Sign up for the iWire to get breaking news, event info and the species spotlight.

Report invasives
with the new
Invaders App


Invaders of Texas Login

Forgotten password?

Texas Ash Seed Conservation Project

What is the issue?

The emerald ash borer (Agrilus planipennis) is an invasive species from Asia that was introduced to the United Stater in the 1990s in wood packing material. The larvae of the emerald ash borer feed on the phloem and outer sapwood of ash trees, producing galleries that eventually girdle and kill the tree. Since introduction, millions of ash trees have been killed by this invasive pest. To learn more about the emerald ash borer and other invasive species, visit the invasive species database.

Humans unknowingly contribute to the spread of this species by moving infestated materials such as firewood, nursery stock, lumber and other materials. Learn more about stopping the spread.

If you believe you have located an emerald ash borer, Report It.

Save The Ash!

In response to extensive tree mortality from the emerald ash borer, ash seeds are being collected for long-term storage to preserve the species from extinction. Preserved seeds will also be used after the emerald ash borer is stopped, to reintroduce ash species into their natural environments.

The Goal

Texas has eight native ash species (Texas ash, carolina ash, white ash, fragrant ash, green ash, Mexican ash, Gregg's ash and velvet ash).

Our goal is to identify and map ash species across the state. We will then guide volunteers in making seed collections for fifty trees in each eco-region, banking the seeds for use in restoration.

How Can you Help?

We need your help to save the ash trees of texas. First, we need to locate and map native ash trees in your area. We have created a distribution map, to help find the ash species in your area.

You can help by sending the GPS coordination, tree species, one up close photo of the leaf for identification and one photograph of the entire tree to ashseed@wildflower.org.

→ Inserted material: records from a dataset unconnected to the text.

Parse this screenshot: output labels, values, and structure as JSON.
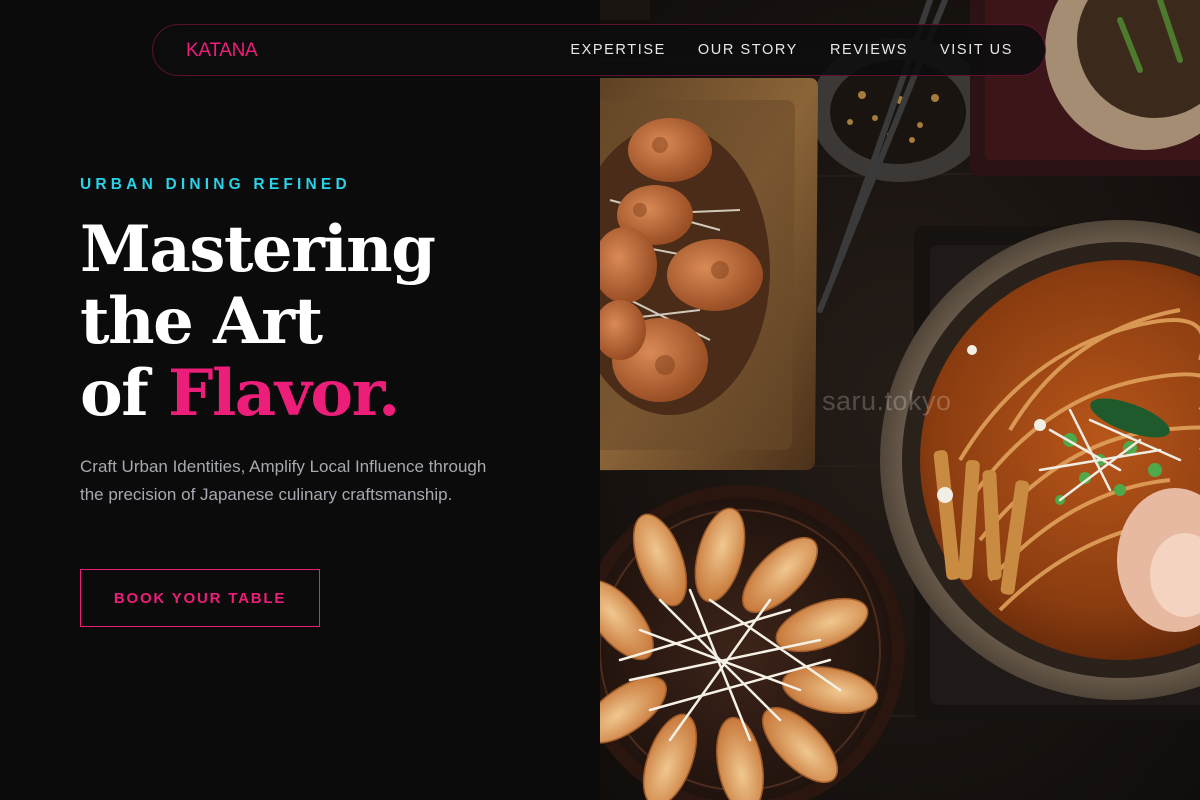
{
  "brand": {
    "name": "KATANA",
    "accent_color": "#ec1e79",
    "highlight_color": "#29d3e8"
  },
  "nav": {
    "links": [
      "EXPERTISE",
      "OUR STORY",
      "REVIEWS",
      "VISIT US"
    ]
  },
  "hero": {
    "eyebrow": "URBAN DINING REFINED",
    "headline_line1": "Mastering",
    "headline_line2": "the Art",
    "headline_line3_prefix": "of ",
    "headline_line3_accent": "Flavor.",
    "subtext": "Craft Urban Identities, Amplify Local Influence through the precision of Japanese culinary craftsmanship.",
    "cta_label": "BOOK YOUR TABLE"
  },
  "photo": {
    "watermark": "saru.tokyo"
  }
}
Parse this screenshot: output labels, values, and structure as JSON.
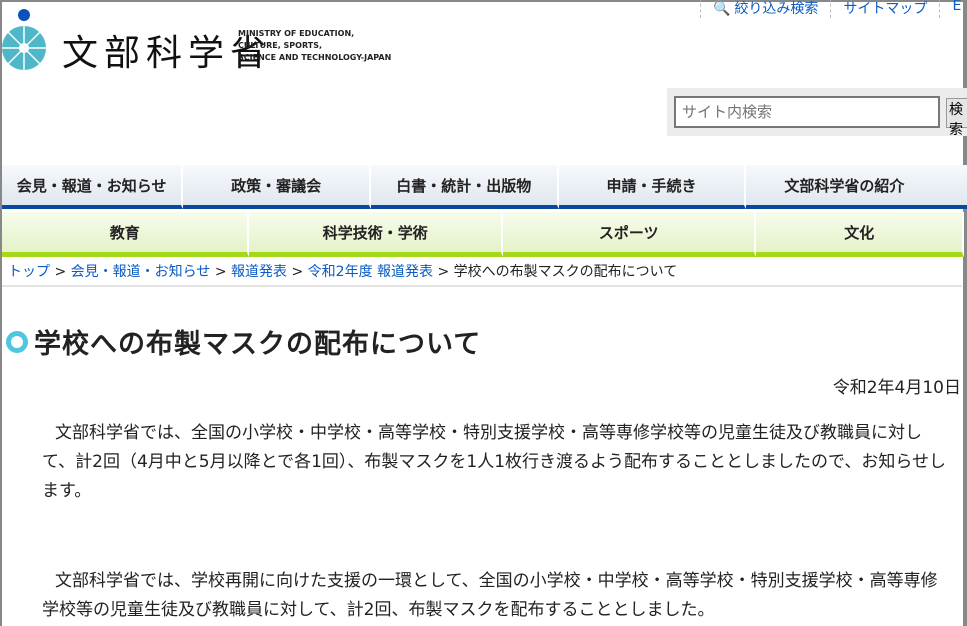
{
  "header": {
    "logo_jp": "文部科学省",
    "logo_en": [
      "MINISTRY OF EDUCATION,",
      "CULTURE, SPORTS,",
      "SCIENCE AND TECHNOLOGY-JAPAN"
    ],
    "links": [
      "絞り込み検索",
      "サイトマップ",
      "E"
    ],
    "search": {
      "placeholder": "サイト内検索",
      "button": "検索"
    }
  },
  "nav_primary": [
    "会見・報道・お知らせ",
    "政策・審議会",
    "白書・統計・出版物",
    "申請・手続き",
    "文部科学省の紹介"
  ],
  "nav_secondary": [
    "教育",
    "科学技術・学術",
    "スポーツ",
    "文化"
  ],
  "breadcrumb": [
    "トップ",
    "会見・報道・お知らせ",
    "報道発表",
    "令和2年度 報道発表",
    "学校への布製マスクの配布について"
  ],
  "article": {
    "title": "学校への布製マスクの配布について",
    "date": "令和2年4月10日",
    "paragraphs": [
      "文部科学省では、全国の小学校・中学校・高等学校・特別支援学校・高等専修学校等の児童生徒及び教職員に対して、計2回（4月中と5月以降とで各1回）、布製マスクを1人1枚行き渡るよう配布することとしましたので、お知らせします。",
      "文部科学省では、学校再開に向けた支援の一環として、全国の小学校・中学校・高等学校・特別支援学校・高等専修学校等の児童生徒及び教職員に対して、計2回、布製マスクを配布することとしました。"
    ]
  }
}
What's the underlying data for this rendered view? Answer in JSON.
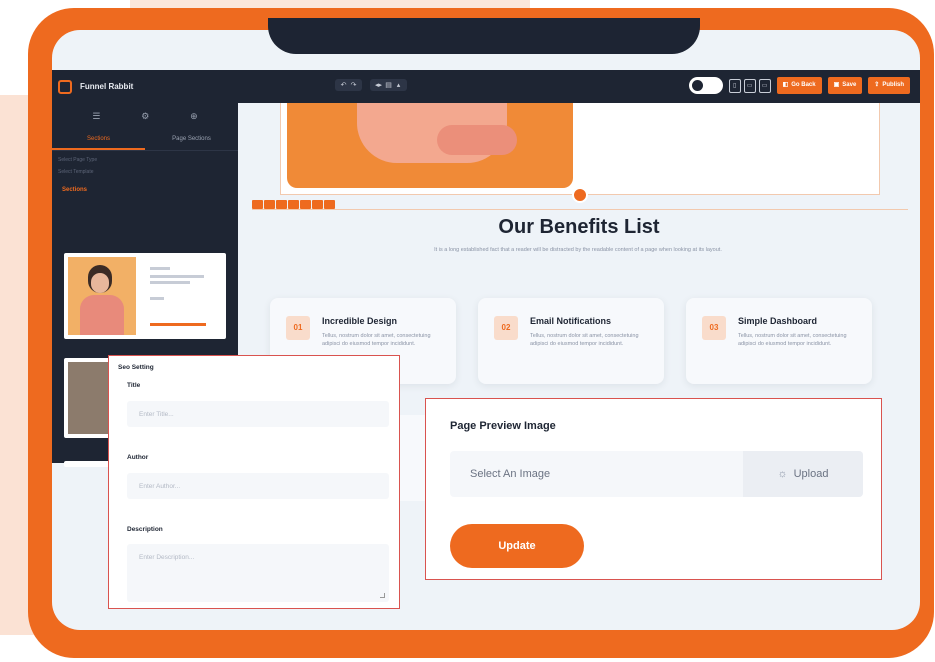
{
  "topbar": {
    "app_name": "Funnel Rabbit",
    "undo_icons": [
      "↶",
      "↷"
    ],
    "tool_icons": [
      "◂▸",
      "▤",
      "▴"
    ],
    "device_icons": [
      "▯",
      "▭",
      "▭"
    ],
    "buttons": [
      {
        "icon": "◧",
        "label": "Go Back"
      },
      {
        "icon": "▣",
        "label": "Save"
      },
      {
        "icon": "⇪",
        "label": "Publish"
      }
    ]
  },
  "sidebar": {
    "icons": [
      "☰",
      "⚙",
      "⊕"
    ],
    "tabs": [
      "Sections",
      "Page Sections"
    ],
    "rows": [
      "Select Page Type",
      "Select Template"
    ],
    "section_label": "Sections"
  },
  "canvas": {
    "benefits_title": "Our Benefits List",
    "benefits_subtitle": "It is a long established fact that a reader will be distracted by the readable content of a page when looking at its layout.",
    "cards": [
      {
        "num": "01",
        "title": "Incredible Design",
        "desc": "Tellus, nostrum dolor sit amet, consectetuing adipisci do eiusmod tempor incididunt."
      },
      {
        "num": "02",
        "title": "Email Notifications",
        "desc": "Tellus, nostrum dolor sit amet, consectetuing adipisci do eiusmod tempor incididunt."
      },
      {
        "num": "03",
        "title": "Simple Dashboard",
        "desc": "Tellus, nostrum dolor sit amet, consectetuing adipisci do eiusmod tempor incididunt."
      }
    ]
  },
  "seo": {
    "heading": "Seo Setting",
    "title_label": "Title",
    "title_placeholder": "Enter Title...",
    "author_label": "Author",
    "author_placeholder": "Enter Author...",
    "description_label": "Description",
    "description_placeholder": "Enter Description..."
  },
  "preview": {
    "heading": "Page Preview Image",
    "select_placeholder": "Select An Image",
    "upload_icon": "☼",
    "upload_label": "Upload",
    "update_label": "Update"
  },
  "colors": {
    "accent": "#ee6a1f",
    "dark": "#1e2533",
    "highlight_border": "#d9534f"
  }
}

We will then contact you and provide instructions for collecting seeds from the tree, for use in our seed bank.

Contact Us

To learn more and to get assistance, please contact ashseed@wildflower.org.